Please look for the string "Analysis" below and report every line in which it occurs.

→ Data to use
══════════════════════════════
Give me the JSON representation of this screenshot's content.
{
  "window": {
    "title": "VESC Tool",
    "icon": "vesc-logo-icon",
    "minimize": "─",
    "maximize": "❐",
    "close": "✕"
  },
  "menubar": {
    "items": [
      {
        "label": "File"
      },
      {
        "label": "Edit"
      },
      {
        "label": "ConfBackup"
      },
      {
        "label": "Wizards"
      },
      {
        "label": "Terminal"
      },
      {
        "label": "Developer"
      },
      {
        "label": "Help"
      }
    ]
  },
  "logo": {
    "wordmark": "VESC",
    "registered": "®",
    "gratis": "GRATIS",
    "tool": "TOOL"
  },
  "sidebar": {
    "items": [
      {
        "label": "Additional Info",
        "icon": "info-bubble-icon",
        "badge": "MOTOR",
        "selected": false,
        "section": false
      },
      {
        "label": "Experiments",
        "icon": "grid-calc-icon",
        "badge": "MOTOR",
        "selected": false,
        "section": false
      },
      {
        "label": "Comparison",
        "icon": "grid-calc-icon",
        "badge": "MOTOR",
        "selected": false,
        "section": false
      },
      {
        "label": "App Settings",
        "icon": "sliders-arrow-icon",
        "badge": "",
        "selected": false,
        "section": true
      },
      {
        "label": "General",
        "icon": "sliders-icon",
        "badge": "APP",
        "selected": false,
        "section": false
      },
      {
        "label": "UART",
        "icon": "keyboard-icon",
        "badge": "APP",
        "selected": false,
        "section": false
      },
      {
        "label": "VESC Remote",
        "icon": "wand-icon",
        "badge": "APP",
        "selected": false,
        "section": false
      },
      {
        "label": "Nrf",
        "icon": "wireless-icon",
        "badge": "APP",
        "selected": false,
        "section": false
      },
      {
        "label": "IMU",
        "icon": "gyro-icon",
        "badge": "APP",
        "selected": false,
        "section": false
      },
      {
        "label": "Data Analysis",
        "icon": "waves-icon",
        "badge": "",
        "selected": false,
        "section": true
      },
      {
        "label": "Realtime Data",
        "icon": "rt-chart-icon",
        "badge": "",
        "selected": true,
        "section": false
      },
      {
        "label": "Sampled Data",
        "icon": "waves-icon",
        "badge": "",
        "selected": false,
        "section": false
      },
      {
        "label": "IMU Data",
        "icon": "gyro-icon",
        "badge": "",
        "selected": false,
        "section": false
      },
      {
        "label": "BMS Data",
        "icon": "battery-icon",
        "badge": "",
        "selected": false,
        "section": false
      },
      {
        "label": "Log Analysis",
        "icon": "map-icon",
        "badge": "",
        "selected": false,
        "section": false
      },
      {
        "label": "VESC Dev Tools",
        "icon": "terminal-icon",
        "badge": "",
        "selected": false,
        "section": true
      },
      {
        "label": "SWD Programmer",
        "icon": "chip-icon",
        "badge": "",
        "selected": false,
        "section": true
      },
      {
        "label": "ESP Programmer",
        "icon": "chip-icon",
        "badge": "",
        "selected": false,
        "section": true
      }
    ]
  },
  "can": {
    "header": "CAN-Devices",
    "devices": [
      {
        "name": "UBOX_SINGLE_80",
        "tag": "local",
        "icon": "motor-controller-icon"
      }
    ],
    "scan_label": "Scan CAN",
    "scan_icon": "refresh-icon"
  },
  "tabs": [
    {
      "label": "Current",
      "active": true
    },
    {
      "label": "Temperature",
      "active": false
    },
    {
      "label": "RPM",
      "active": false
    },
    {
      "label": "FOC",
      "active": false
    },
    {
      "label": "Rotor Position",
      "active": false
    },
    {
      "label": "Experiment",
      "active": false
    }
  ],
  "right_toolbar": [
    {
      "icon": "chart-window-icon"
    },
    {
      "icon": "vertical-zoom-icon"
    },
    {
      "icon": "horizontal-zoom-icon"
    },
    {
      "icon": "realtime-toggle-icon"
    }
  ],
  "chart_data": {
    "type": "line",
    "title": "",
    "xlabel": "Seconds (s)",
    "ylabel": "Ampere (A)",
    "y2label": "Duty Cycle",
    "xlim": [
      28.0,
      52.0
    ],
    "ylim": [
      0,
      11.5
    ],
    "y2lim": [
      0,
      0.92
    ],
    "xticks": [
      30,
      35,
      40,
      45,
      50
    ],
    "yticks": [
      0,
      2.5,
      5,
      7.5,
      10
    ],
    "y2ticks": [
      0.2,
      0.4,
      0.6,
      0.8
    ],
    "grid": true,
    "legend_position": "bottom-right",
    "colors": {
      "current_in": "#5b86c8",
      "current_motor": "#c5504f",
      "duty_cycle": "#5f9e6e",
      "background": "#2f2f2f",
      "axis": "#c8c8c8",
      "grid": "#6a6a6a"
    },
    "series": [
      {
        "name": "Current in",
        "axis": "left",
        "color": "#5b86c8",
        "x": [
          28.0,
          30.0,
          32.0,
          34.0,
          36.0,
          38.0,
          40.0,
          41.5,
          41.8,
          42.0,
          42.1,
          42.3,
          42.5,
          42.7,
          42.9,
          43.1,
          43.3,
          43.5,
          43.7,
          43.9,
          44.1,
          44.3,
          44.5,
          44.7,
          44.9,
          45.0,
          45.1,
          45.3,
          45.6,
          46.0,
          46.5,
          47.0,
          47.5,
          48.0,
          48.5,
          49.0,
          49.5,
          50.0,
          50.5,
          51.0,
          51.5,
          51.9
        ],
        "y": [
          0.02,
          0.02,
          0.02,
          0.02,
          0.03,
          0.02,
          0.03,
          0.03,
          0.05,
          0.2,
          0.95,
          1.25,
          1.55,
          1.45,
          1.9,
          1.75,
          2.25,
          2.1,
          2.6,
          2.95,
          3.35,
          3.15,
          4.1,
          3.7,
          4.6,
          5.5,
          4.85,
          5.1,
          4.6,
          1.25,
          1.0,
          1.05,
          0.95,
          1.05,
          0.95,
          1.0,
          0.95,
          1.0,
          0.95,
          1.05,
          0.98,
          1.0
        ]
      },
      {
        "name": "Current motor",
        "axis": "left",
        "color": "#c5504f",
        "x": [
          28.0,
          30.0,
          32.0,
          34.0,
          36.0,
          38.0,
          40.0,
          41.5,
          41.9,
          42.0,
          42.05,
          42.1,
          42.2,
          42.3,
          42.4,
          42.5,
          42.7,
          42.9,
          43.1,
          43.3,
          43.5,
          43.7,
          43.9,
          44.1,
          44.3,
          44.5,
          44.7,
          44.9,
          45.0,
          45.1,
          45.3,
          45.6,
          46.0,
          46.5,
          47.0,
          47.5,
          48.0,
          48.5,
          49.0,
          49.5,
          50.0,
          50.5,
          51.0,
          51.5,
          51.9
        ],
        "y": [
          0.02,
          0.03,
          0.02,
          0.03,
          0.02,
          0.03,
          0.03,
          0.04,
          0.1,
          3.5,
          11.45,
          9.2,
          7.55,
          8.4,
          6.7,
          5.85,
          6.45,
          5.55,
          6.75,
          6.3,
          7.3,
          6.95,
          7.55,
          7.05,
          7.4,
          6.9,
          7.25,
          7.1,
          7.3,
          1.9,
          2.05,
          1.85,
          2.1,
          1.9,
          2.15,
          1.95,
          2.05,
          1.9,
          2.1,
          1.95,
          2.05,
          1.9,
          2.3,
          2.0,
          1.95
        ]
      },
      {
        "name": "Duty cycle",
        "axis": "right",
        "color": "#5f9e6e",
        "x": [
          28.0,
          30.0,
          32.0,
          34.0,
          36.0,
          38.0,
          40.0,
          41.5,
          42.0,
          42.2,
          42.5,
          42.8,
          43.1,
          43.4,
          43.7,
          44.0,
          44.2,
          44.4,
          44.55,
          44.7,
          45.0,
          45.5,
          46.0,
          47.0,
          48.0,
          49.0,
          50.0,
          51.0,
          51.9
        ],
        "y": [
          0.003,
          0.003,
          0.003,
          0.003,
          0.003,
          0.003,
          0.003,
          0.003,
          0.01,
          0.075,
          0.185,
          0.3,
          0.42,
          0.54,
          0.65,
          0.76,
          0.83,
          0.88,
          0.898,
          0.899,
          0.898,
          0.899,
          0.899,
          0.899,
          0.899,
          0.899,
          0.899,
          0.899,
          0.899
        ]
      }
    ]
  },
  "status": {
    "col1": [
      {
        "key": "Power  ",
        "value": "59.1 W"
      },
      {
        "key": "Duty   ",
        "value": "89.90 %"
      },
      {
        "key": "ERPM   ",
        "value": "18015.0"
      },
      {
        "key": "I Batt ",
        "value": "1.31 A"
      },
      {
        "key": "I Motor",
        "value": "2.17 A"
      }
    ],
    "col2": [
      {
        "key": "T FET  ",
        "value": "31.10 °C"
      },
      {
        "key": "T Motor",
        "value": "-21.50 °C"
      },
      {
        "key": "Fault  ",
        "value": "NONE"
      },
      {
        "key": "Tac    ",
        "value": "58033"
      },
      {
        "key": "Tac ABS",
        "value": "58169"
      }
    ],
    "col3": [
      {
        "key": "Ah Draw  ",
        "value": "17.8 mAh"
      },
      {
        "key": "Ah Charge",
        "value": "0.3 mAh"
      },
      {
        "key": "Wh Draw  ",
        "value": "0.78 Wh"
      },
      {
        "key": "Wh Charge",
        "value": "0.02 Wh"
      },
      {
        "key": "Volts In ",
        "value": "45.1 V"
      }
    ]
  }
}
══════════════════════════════
→ Response area
        "label": "Data Analysis",
        "label": "Log Analysis",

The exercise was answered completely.